The Blue Ridge Parkway is one of America‘s most beautiful byways. From this mountain crest the views into Virginia and North and South Carolina open to untold miles of raw wilderness and over the quaint hamlets nestled in the valleys below. Those views are expansive – unless you are driving 18 (white-knuckled) miles-per-hour, straining through a wet, heavy fog for a glimpse of the double-yellow line that stretches the pavement just below your front, left bumper.
Amy and I have driven many a Blue Ridge mile over three decades, but we have never seen all 469 miles in sequence. So, we decided this would make a good maiden voyage for the new little, sporty (my-wife-is-having-a mid-life-crisis!) convertible that I bought her as a surprise for her 50th birthday and our 30th anniversary. Wow, big year – I figured that was worth a gift she wasn’t expecting! So, we cleared the calendar, and Sunday after church we headed out.
Apparently when we were making our plans, rather than praying to the travel gods (“We want to drive then entire Parkway.”), we should have made an offering to the weather gods (“We’d like to SEE the Parkway, too!”). Though the Parkway speed limit is 45 mph, I’ve spent a statistically significant portion of the last two days driving a good bit slower than that, and several complete miles at about 18 mph! Of the 408 miles we have traversed so far, we have not driven more than 30 minutes worth that we could see more than a few hundred feet in front of the car.
It’s hard to imagine how good the trip would be if any of the award-winning scenery had actually been visible. Maybe the remaining 61 miles will be just as overcast – and, if so, it’ll be just as well. We’ve spent these miles together, and I think there’s been a hidden lesson along the mileposts.
We started at Mile 0, in Waynesboro, VA, and if you ever have a chance, splurge for a cabin at the Iris Inn. The simplistic beauty and the quieting seclusion are the right cure for crazy-busy. And if you can make it 214 miles in the first day, and snag one of the little Fiddler’s Roost Cabins, those old logs, and a completely dark night will guarantee you a good rest.
Put some tunes in for the ride. We’ve alternated our favorite rock, alternative, jazz, folk and gospel, and we’ve turned a few miles in the quiet, just to hear the wind. And load the trunk with picnic gourmet – no need to spend much for a meal, though if you can get a room in the Pisgah Inn you might want to try out the fried green tomato appetizer in their restaurant “with a spectacular view.” You feel like you’re close enough to touch the clouds – and if that’s all the view you get while you dine – you probably are!

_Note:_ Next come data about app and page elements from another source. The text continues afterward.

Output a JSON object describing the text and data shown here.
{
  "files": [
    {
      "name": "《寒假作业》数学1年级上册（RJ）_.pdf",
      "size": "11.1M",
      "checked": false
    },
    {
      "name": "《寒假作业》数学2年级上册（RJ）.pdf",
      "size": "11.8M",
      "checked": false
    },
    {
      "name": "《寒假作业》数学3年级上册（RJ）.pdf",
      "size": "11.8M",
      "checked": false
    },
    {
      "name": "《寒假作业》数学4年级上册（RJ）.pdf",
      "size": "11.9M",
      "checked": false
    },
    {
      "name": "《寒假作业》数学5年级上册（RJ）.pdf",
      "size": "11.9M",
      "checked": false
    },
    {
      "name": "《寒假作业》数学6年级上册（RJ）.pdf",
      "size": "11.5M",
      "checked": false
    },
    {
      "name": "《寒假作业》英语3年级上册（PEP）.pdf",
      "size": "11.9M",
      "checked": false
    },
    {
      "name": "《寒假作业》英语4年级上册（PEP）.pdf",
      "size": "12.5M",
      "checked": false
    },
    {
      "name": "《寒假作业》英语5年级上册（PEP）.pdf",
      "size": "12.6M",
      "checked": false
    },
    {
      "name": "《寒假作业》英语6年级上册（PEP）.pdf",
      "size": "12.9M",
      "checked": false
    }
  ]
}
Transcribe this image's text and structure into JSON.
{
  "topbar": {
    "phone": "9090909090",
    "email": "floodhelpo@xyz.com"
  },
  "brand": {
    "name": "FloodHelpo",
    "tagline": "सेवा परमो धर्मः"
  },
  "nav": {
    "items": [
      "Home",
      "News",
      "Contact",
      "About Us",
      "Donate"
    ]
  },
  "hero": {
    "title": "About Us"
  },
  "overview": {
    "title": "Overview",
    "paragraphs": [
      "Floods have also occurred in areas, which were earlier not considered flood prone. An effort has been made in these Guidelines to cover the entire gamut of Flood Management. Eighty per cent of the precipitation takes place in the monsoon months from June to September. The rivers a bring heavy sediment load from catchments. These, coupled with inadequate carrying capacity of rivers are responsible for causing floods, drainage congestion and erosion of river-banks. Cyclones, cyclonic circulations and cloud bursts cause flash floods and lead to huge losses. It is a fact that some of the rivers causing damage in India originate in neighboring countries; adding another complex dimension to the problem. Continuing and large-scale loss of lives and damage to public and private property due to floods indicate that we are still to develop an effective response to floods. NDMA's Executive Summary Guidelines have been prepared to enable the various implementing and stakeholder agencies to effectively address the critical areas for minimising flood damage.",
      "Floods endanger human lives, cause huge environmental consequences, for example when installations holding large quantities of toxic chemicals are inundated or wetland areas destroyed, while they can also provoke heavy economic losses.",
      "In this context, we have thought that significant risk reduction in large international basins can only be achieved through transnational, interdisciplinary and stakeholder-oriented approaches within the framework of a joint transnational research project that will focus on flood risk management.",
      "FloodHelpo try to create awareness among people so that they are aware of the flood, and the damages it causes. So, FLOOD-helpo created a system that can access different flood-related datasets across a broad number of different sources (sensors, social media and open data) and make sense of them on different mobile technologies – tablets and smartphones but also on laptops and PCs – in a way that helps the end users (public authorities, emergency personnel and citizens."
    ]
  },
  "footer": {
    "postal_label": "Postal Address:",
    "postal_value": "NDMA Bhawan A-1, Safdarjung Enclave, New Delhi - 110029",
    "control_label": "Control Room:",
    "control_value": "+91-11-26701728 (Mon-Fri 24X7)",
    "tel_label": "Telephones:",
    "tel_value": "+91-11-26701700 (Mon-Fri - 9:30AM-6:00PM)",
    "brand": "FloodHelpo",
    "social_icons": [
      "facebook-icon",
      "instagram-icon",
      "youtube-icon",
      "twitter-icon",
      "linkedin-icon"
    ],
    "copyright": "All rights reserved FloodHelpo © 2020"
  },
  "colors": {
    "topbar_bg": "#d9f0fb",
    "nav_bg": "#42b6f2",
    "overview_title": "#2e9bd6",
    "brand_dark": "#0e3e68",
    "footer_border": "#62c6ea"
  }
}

The main attraction has just been the travel, and besides enjoying the turns of the road and reminiscing on the turns of thirty dizzyingly-fast years, we’ve marveled at all the amazing moments, and the storybook romance we’re still living – but the take away has the beauty – which comes in surprisingly magnificent shades. We’ve seen these top-of-the-Parkway panoramas before, colored in the greens of spring, the bright hues of autumn, but we’ve never seen the beauty of this evergreen and hardwood world dressed in gray, weighed down in the thick of a silver-soaked fog. Yes, sloppy, dripping clouds and ruin-your-weekend rain is beautiful in its own right.
Maybe this is an appropriate setting for the beginning of our next thirty. Clouds and rain and a gray(ing) fog are coming on the road ahead – we just need a commitment to share those years as much as we have enjoyed the miles behind us, and a reminder that the gray… well it’s beautiful, too!
Photo by Sylwia Pietruszka